A handful of cars were towed on Guardsman Pass during last weekend’s snow storm after snow plows were blocked from accessing the road. KPCW’s Sean Higgins reports on the importance of proper winter trail access parking.
Trail access issues in Park City are not a new topic. An explosion in the popularity of trails in and around Park City in recent years has led to a number of problems like crowded trailheads, trespassing, and increased noise and parking problems.
This past weekend, dozens of cars were parked on Guardsman Pass above Park City and a handful were towed after a snowplow was not able to get through and access the road.
Park City Trails and Open Space Program Manager Heinrich Deters says there are over two dozen parking spots for trail access on Guardsman Pass above the roundabout at the Montage.
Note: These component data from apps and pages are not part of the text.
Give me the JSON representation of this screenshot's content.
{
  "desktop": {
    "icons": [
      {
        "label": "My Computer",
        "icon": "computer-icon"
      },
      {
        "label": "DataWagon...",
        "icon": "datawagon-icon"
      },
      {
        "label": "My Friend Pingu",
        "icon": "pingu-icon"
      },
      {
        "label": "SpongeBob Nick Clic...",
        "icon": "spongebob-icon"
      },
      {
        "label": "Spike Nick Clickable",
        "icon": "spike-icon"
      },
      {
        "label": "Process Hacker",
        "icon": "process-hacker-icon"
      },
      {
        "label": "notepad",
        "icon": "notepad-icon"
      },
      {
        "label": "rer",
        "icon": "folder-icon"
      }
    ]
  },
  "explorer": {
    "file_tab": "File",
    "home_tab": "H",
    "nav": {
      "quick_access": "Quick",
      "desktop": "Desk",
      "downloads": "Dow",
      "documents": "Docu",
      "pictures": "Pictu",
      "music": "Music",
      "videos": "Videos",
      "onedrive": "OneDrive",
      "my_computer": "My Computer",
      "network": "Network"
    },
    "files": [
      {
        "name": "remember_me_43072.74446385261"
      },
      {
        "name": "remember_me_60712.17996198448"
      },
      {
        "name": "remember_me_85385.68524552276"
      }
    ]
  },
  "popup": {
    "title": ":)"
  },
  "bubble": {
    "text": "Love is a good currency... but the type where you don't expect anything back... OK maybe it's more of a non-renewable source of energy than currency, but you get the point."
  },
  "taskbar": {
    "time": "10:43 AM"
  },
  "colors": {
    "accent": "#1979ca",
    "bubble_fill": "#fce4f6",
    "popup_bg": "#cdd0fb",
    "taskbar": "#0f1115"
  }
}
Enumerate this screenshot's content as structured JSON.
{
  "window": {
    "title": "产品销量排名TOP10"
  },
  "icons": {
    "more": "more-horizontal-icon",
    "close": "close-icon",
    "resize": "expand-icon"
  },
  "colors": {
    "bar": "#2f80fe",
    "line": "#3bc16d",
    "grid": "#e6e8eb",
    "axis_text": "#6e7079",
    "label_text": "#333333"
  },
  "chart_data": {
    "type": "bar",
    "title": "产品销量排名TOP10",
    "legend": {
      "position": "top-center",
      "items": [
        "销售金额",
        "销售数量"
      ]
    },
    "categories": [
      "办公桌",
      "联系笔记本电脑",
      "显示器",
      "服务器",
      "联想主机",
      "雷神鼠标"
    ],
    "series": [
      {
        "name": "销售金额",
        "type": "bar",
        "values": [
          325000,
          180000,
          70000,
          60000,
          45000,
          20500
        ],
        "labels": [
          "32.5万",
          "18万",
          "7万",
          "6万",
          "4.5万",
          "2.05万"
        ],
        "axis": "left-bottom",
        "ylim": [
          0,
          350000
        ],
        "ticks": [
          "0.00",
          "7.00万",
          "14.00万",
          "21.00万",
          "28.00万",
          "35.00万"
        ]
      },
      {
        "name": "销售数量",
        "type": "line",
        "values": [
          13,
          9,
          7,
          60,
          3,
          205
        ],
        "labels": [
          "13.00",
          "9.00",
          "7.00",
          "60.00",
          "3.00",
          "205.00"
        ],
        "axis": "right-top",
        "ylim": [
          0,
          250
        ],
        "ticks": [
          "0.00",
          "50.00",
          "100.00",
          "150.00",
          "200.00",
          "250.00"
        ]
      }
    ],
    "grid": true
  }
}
He says the plowing in that area is actually done by the Talisker Club, not the city, and trail users need to be mindful of plowing needs as snow continues to fall in Park City.
“There’s 25 spots there,” says Deters. “Obviously, depending on the winter and the plowing, that can obviously be minimized when we have a big snow year. I know that that road gets very skinny and congested, especially with the plowing, and the plowing is very important in that area. Talisker provides plowing in that stretch of Marsac, if you will , it’s basically Guardsmans and Marsac. It’s really something to plan ahead and then, you know, if you’re going someplace, park in the designated trailhead areas and that would be a suggestion by myself.”
He adds as upper Guardsman Pass closes to traffic in the winter, planning ahead becomes even more important
Parking enforcement at various trailheads in the greater Snyderville basin actually began earlier this summer in an effort to clamp down on trail users parking in residential areas instead of designated trailhead parking.
One of the main justifications given by Summit County for the increased enforcement was that crowded street parking would not allow enough room for emergency vehicles and snow clearing equipment to access the street -- which is exactly what happened on Guardsman Pass last weekend.
In response, Deters and his counterparts in Wasatch County, the Mountain Trails Foundation, and Basin Recreation will soon be releasing information on preferred winter trail access. Deters says the more information available to winter trail users, the more ticketing and towing of cars can be avoided.
“So, I think the best bet for people is to really sort of plan ahead,” he says. “The new Wasatch County trails manager, Charlie [Sturgis] with Mountain Trails, Matt [Wagoner] with the Basin [Recreation], and myself, we’re working right now on winter trails suggested access areas. It’s probably some areas that have the appropriate parking, they have facilities associated with it and we’re sort of encouraging people to go to those areas.”
The preferred winter trail access information is expected to be released sometime next week.